You have many rights and benefits as a worker in Washington State. Learn how you are protected by law and what to do if you feel your rights have been violated.
You have a right to earn a fair wage for work you do. Washington’s current minimum wage is $14.49 per hour for most workers. Some parts of our state have a higher minimum wage. Your pay cannot be based on your gender according to the Equal Pay and Opportunities Act.
Rest Periods and Meal Breaks
You can take a paid break for every 4 hours worked and a meal break for any shifts lasting over 5 hours. If you’re a nursing mother, you have a right to take more frequent breaks under federal law.
Safety and Health
It is your right to work in safe conditions that are not harmful to your health.
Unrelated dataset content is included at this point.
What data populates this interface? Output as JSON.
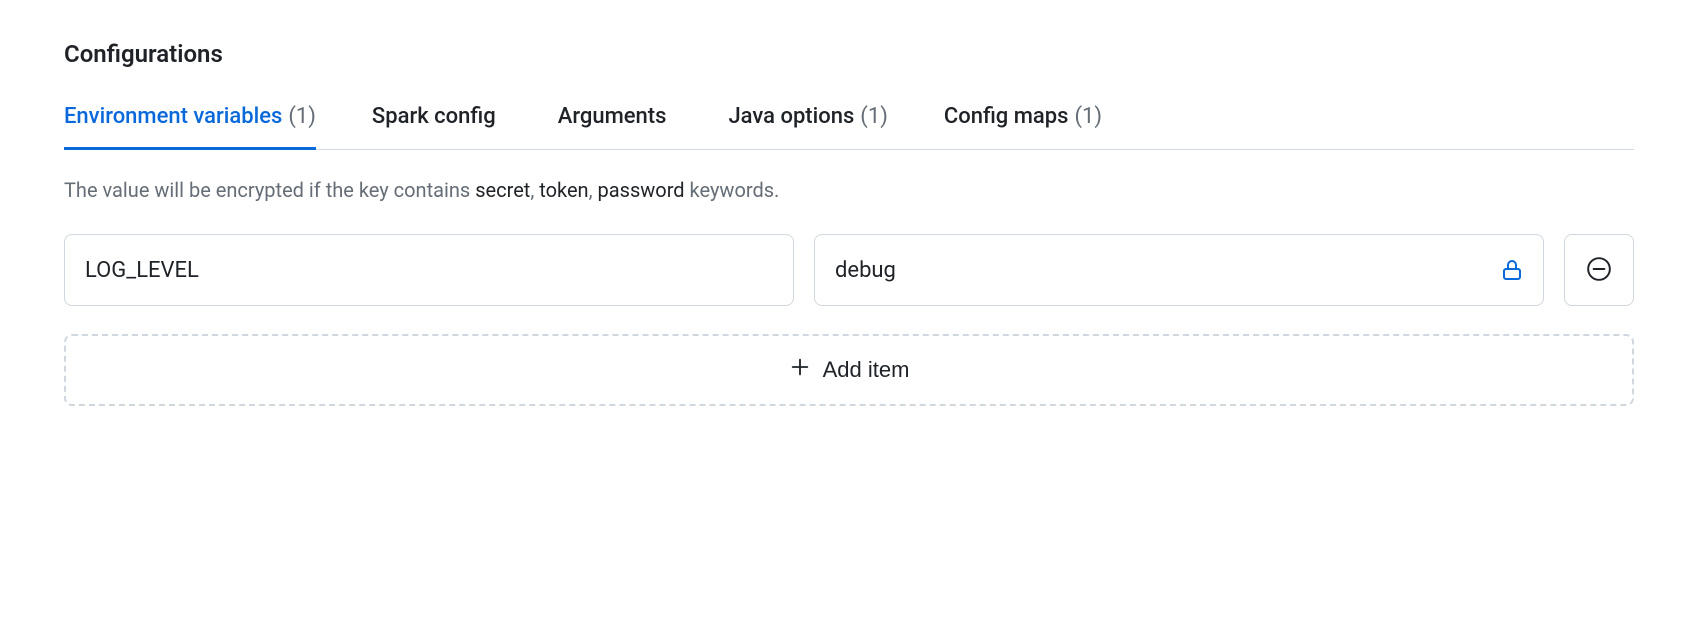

You can access free health and safety training to prevent workplace injuries.
If you’re injured while working, you can file a claim to receive benefits such as medical care and wage replacement until you can return to work.
Paid Sick Leave
Employers in Washington State must provide you with one hour of sick leave for every 40 hours that you work. This policy applies to you regardless of your employee status as a full-time, part-time, temporary, or seasonal worker.
You are entitled to take time off work for certain situations with the security that you can return to your same job. Protected leave includes domestic violence, caring for your sick child, pregnancy, bonding with your baby, your spouse is called to active duty, and serving as an emergency service worker.
Sexual Harassment and Discrimination
You have a right to a work environment free from harassment and discrimination of any kind. If you experience harassment or discrimination, you can file a complaint with the state.
It is against the law for a business to fire or retaliate against you for exercising a protected right. You can file a complaint for issues relating to wages, rest breaks and meal periods, child labor, uniforms, and retaliation and termination without fear of repercussions.
There are benefits available to you if you’ve lost your job or are unable to work due to health issues or sickness.
Paid Family & Medical Leave (PFML)
If you get sick, or need to take time off work to care for a sick family member, this state-funded program can provide financial assistance.
If you’ve lost your job through no fault of your own, unemployment benefits can provide temporary income while you look for work. Unemployment assistance is funded through a federal-state partnership.